- _Problem_: Each line of the records below that holds "value" should be returned.

- _Provided entries_:
-=-=-=-=-
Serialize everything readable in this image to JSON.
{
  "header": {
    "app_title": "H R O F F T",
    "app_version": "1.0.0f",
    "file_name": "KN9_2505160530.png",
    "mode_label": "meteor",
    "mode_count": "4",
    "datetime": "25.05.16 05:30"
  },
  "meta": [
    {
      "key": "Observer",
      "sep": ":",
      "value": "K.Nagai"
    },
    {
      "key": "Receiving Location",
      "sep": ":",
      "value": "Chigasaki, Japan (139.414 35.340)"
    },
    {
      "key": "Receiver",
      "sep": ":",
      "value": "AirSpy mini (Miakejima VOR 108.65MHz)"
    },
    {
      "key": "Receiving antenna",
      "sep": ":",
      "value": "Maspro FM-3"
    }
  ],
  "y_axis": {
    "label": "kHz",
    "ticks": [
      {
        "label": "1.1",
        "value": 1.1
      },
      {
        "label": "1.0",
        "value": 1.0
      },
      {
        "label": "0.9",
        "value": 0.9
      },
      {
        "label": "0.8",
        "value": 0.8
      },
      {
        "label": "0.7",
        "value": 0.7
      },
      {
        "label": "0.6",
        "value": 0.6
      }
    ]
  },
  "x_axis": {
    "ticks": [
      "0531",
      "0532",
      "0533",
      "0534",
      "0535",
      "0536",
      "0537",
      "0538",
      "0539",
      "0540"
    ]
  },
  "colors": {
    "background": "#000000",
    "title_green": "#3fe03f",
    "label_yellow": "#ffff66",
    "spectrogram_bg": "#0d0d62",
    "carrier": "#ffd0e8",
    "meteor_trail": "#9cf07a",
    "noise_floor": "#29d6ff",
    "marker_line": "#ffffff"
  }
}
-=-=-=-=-
- _Output of the task_:
      "value": "K.Nagai"
      "value": "Chigasaki, Japan (139.414 35.340)"
      "value": "AirSpy mini (Miakejima VOR 108.65MHz)"
      "value": "Maspro FM-3"
        "value": 1.1
        "value": 1.0
        "value": 0.9
        "value": 0.8
        "value": 0.7
        "value": 0.6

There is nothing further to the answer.